Last week, the president enacted the $ 2.2 trillion CARES law to assist individuals, industries, states and other organizations facing the coronavirus pandemic. If you are a small business owner, there is also a large amount of money, potentially free money, for you too.
Prior to the CARES Act, small businesses could seek redress directly from the Small Business Administration (SBA) through their Expanded Economic Disaster Program. This program which is still very much in force, offers loans of up to $ 2 million directly to small businesses (those with less than 500 employees) at interest rates up to 3.75% and for a repayment period of up to ‘at 30 years old. It’s not free, but it’s definitely cheap money that can go a long way in helping you navigate your business during this downturn. The SBA even gives a $ 10,000 in advance to small businesses awaiting approval for these loans.
However, the funds provided by the Economic Accident Compensation Program are only loans. The CARES law goes even further. The law set aside $ 377 billion specifically for small businesses, and most of that is for another SBA relief program. Relief takes the form of loans, but they are only available through banks. More importantly, a good portion of these loan amounts can be forgiven. Which means potentially free money for your business.
“I’ve been an SBA lender for 36 years and have never seen benefits like this,” says Chris Earle, SBA Vice President and Director of Sales at M&T Bank, which has various locations in the Philadelphia area. “This is unprecedented action by the government in a way we have never seen. This law essentially grants working capital to small businesses to run their businesses. “

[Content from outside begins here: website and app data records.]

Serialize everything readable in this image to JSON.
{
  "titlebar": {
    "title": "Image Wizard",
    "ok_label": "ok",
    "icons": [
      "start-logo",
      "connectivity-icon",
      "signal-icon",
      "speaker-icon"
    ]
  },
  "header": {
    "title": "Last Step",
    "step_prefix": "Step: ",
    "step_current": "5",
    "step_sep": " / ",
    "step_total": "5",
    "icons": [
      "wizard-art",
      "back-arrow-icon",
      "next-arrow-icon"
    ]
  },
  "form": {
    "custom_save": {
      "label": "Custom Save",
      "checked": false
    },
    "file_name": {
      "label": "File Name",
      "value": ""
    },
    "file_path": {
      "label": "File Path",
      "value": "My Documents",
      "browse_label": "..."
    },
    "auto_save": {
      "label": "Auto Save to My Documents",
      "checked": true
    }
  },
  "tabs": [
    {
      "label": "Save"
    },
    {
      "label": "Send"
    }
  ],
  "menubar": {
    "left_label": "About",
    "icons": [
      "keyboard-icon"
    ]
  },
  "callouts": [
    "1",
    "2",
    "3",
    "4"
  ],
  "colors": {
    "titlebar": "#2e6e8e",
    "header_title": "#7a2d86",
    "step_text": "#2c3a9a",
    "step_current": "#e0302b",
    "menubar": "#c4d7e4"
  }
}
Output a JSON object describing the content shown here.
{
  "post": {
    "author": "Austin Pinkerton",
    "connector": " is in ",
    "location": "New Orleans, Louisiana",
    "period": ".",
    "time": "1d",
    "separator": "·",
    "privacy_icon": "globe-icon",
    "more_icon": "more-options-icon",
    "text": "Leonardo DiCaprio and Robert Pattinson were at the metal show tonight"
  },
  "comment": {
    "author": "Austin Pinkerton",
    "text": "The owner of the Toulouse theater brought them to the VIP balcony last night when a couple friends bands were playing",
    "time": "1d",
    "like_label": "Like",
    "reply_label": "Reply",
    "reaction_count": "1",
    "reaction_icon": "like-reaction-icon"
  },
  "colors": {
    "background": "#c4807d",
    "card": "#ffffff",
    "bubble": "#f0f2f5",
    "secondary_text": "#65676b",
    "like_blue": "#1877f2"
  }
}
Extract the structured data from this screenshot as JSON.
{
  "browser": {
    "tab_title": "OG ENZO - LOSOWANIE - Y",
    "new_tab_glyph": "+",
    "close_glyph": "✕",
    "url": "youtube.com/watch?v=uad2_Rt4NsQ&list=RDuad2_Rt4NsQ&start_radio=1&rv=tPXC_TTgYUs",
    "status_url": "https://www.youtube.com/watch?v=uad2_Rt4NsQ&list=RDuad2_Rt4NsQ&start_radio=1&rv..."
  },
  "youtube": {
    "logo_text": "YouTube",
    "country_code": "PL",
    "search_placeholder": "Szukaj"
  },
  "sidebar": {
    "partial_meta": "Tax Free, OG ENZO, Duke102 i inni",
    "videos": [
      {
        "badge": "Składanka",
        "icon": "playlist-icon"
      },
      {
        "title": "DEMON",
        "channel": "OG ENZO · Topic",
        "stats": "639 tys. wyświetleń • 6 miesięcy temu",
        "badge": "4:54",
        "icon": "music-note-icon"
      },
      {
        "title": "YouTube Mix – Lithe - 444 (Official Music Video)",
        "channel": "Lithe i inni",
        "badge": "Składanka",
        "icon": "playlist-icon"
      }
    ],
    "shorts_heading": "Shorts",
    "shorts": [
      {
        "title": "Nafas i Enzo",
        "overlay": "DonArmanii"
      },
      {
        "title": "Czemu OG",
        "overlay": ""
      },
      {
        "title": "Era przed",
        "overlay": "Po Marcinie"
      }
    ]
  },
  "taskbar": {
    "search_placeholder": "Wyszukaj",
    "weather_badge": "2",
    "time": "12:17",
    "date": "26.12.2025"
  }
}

So how do you get your “free” money?
Additional loans under the CARES Act are available under the existing SBA Section 7 (a) program. To get these loans, the Treasury Department says you can go through an existing SBA lending institution or any federally insured depository institution, a federally insured credit union, and an institution in the farm credit system. My recommendation, however, is to go through an SBA lender as they have the most experience with these loans and will likely be able to process your application faster. You can find these member institutions in the Philadelphia area through the The SBA search function or by Google.
According to the latest guidelines issued by the Treasury Department, these member banks are now allowed to lend up to $ 10 million to small businesses, also at very low interest rates. You can borrow up to 2.5 times the amount of your salary expenses, which includes salaries, tips, commissions, vacation, benefits, and payroll taxes. Independent contractors and sole proprietors are also eligible for this program and will be required to provide details of their self-employment income.
Here’s the good part: amounts that are used during an eight-week period between February 15 and June 30 for the above salary costs, plus non-salary costs such as mortgage interest, rent payments, and services. public will be waived (although the government is now saying that only 25 percent of non-salary costs will be eligible for a rebate due to “high subscription”). This means free government money to help you run your business during this time with no guarantees or personal guarantees required. You can also defer payments from six months to a year. Non-profit organizations are also eligible under this program.
There are still some rules. The idea is to keep workers on your payroll, so you’ll face restrictions and penalties if you lay people off during this time. While compensation for business owners, while on the payroll, is eligible, only amounts up to $ 100,000 annualized would be eligible for reimbursement. You will need to go through your bank’s approval process. You would take the money in the form of a loan first, and then get some money back later. You will of course have to provide valid supporting documents (payroll records, invoices, receipts) to justify any remittance and your banker will have the last word. It is very important that you carefully consider these details in the final loan agreement that you have with your bank.
Also, since the bill was enacted barely a week ago, it will take a little while for all of this to be done. The SBA is receiving written policies, procedures and guidelines for its lenders this week. Banks must master the new rules. Then there is an approval process that must be followed before you start to see the money. Earle doesn’t expect clients to see funding for the next two to three weeks. However, the delay may be faster depending on the bank. “We can do all of this remotely,” he says. “And in a lot of cases, depending on the size of the loan, we can respond within a day, once we are able to deal with it. “
So, if you are a small business, what should you do now? Here’s what: Find an SBA member bank. Talk to a banker. Prepare the paperwork. Put your ducks in order. You want to do everything you can to speed up the process. Do it quickly, because who knows how long this $ 377 billion fund will last.